With more than 1,300 dead and approximately 60,000 infected, the coronavirus has left China amid a public health crisis. The virus has led businesses across the country to close their doors, affecting China’s domestic economy as well as the global economy. A recent article by CNN spotlights one of the industries most affected by the crisis, the entertainment industry, mainly focusing on the Hollywood film industry.
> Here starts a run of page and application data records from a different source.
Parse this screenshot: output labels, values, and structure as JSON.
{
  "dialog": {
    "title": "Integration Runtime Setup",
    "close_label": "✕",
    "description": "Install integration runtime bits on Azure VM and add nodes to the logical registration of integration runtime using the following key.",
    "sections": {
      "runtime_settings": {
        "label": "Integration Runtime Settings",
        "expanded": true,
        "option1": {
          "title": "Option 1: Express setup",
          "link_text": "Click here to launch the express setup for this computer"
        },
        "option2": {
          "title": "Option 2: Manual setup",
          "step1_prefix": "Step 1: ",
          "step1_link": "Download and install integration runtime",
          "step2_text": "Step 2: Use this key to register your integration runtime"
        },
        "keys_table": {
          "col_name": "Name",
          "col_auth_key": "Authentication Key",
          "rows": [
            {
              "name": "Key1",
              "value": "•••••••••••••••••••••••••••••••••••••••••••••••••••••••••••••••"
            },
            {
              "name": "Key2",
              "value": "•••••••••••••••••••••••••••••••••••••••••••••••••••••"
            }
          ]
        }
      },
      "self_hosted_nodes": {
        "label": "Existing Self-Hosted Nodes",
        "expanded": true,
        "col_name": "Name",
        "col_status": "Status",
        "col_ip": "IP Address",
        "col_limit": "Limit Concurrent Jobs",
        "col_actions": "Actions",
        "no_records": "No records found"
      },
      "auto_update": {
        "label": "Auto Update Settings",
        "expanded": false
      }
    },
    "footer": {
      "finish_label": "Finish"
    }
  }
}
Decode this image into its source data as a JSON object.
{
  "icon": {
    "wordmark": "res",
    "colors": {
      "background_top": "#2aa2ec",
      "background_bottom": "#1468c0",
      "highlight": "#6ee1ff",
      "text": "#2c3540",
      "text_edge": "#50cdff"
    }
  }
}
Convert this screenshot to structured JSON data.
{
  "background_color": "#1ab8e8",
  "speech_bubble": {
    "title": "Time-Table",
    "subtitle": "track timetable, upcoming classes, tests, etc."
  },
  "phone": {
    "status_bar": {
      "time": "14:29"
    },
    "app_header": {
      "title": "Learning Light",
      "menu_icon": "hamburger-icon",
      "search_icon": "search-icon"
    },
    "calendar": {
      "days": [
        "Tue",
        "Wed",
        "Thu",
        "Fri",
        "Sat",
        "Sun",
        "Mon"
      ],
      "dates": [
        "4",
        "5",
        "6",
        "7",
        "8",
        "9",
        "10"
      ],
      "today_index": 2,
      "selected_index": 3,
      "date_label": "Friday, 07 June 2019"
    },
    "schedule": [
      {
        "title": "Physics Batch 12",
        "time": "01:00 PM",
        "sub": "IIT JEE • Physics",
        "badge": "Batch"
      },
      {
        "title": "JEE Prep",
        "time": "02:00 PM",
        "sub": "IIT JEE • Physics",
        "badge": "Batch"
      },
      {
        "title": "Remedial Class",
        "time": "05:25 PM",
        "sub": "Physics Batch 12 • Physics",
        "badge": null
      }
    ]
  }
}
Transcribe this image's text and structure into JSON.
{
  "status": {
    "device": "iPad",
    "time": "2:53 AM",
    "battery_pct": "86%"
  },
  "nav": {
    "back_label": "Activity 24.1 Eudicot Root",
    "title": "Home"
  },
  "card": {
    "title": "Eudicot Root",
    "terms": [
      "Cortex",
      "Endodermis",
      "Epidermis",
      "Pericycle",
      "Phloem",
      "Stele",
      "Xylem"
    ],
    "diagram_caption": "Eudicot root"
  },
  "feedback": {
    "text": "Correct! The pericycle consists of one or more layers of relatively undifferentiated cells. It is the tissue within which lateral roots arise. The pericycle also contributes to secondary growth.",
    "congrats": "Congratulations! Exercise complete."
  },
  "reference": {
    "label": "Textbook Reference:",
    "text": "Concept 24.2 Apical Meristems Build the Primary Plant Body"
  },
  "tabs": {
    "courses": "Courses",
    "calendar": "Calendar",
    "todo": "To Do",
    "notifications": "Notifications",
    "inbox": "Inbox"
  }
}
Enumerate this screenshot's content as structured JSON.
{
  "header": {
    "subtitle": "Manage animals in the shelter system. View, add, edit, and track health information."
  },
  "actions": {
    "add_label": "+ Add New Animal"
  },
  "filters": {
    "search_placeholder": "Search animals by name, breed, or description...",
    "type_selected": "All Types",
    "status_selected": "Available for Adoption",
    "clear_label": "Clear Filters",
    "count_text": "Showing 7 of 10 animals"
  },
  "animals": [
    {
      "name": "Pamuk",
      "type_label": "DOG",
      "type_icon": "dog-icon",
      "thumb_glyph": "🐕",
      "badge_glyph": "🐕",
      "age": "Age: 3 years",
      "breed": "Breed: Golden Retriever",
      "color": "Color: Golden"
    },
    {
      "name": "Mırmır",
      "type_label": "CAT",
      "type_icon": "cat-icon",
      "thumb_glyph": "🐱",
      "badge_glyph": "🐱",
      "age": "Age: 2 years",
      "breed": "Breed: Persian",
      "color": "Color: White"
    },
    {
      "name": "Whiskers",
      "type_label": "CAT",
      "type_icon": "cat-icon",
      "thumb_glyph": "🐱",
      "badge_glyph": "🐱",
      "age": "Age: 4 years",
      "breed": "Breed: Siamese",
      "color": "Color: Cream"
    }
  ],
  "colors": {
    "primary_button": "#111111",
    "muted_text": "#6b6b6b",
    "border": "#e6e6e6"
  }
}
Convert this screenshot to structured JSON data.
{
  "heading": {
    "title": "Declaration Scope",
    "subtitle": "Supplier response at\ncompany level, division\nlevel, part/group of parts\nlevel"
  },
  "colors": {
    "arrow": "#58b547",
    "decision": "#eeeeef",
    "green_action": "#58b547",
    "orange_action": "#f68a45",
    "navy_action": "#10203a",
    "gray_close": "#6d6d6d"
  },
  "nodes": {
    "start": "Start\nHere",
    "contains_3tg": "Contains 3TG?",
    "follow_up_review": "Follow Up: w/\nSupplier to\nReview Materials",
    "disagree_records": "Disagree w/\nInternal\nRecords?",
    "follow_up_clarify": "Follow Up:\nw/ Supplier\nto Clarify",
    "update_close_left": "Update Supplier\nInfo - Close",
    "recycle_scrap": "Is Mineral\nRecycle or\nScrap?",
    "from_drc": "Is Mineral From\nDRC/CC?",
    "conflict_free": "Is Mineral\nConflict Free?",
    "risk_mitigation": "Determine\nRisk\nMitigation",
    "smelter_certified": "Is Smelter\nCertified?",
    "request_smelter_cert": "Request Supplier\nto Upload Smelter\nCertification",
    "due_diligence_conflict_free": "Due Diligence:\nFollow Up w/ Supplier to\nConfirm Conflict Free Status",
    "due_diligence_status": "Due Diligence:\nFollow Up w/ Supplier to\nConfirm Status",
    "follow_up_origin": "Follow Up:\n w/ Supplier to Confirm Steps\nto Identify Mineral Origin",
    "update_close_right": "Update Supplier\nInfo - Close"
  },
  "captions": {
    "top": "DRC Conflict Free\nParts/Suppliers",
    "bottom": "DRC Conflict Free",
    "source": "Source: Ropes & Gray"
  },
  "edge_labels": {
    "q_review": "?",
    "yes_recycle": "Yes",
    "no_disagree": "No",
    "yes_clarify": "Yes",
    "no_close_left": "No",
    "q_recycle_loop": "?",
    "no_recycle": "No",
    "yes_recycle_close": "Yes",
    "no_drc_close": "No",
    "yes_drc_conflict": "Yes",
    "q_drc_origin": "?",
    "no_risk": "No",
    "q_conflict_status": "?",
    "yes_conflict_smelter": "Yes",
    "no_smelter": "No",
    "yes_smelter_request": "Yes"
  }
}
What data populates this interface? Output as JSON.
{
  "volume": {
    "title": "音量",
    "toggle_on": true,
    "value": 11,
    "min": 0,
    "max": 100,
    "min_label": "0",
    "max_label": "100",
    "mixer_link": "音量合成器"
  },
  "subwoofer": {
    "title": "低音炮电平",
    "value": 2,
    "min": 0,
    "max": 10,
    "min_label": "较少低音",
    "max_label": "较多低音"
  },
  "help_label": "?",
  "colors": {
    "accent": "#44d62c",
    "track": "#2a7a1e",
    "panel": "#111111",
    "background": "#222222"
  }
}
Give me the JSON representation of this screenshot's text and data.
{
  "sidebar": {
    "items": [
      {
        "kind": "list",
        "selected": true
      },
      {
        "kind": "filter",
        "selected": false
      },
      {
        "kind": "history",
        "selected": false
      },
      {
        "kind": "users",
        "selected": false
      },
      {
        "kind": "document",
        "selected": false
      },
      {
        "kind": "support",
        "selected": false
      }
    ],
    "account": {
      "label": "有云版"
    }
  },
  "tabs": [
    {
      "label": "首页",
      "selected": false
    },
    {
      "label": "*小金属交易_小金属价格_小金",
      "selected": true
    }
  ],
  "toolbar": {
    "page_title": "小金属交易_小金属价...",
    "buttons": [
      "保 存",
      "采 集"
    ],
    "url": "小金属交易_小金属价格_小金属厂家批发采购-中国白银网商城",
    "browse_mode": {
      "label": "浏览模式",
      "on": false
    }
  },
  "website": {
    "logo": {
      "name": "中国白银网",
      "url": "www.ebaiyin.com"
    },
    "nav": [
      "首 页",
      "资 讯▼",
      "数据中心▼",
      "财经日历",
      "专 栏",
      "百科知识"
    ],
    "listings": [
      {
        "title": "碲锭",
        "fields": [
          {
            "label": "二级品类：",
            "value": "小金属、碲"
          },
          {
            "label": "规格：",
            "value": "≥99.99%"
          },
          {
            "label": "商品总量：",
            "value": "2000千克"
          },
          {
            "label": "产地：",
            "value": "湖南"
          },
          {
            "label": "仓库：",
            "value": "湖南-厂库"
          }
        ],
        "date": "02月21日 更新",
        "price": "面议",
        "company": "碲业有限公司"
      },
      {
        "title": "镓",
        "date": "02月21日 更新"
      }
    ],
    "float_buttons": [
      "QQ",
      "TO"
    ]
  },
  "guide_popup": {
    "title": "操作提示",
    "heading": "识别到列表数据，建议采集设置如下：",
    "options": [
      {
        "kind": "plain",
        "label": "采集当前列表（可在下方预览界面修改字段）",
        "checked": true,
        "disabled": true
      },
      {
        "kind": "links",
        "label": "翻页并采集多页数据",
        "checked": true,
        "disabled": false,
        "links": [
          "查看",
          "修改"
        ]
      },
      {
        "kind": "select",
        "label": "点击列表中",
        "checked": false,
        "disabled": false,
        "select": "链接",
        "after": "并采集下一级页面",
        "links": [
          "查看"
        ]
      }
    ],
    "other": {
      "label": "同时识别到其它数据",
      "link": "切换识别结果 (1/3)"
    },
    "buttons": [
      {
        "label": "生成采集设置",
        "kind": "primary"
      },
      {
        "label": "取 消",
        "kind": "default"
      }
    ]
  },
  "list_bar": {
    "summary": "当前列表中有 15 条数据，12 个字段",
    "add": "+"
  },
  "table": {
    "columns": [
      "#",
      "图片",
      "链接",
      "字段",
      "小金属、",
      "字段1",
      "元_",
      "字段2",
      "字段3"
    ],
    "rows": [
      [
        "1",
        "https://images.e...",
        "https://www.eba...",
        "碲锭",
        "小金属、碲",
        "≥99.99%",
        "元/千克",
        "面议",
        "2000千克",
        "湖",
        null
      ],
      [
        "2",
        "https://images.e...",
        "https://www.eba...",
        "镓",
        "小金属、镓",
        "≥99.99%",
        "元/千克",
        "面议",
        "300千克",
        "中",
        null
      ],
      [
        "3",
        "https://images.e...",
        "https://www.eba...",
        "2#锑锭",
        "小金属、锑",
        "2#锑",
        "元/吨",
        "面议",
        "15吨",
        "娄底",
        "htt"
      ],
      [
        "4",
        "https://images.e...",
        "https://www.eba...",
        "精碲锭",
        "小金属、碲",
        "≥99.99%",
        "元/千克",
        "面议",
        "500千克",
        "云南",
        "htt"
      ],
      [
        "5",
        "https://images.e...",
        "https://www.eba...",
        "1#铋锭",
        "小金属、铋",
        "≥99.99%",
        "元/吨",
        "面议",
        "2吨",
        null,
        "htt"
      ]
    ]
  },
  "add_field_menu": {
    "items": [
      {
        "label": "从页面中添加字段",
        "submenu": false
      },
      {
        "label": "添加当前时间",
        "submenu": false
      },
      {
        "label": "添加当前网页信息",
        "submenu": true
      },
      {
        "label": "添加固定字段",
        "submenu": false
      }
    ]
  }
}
Disney’s long-awaited release of its live-action remake of Mulan is set to hit theaters in North America on March 27th. Mulan tells the story of a female Chinese warrior, fighting to protect her country from invaders. Disney invested over $200 million in the remake, expecting it to be wildly successful among Chinese box offices. China is the second-largest movie market in the world, the United States taking the top spot. Disney anticipated that the release of Mulan would break records across China. The success of the film now depends on how the country recovers from this crisis and how quickly businesses across the country can operate as usual. Given the fact China is the second-largest movie market in the world, a large portion of ticket sales depends on Chinese box offices. A film cannot gross millions or even billions worldwide without help from Chinese moviegoers. Although Mulan could still perform well on a global scale, with China out of the equation, for now, its success is limited.
Although the crisis in China has raised concerns among countless studios set to release films in China, the case of Mulan is different. Disney created Mulan to be a “tailor-made success in China.” This is likely due to the fact the storyline of Mulan has “significant roots in Chinese lore.” This factor has made China a crucial player in the film’s release strategy and subsequent success following release. Alongside, Disney has built extensive infrastructure across China in recent years through theme parks and merchandising. Disney was hoping for significant pay off with the release of Mulan. The film features an international cast and revised storyline, making it more “straightforward” than the original animated version of the film. Given the cultural relevance and family-friendly nature of the film, Disney was expecting massive success, as family films are among the most successful films among Chinese audiences. Just last year, China contributed over $9 million to international box office sales. This continued disruption across the Chinese film market has the potential to affect studios beyond just Disney alone. Studios must now consider how to achieve success in releases with China out of the equation.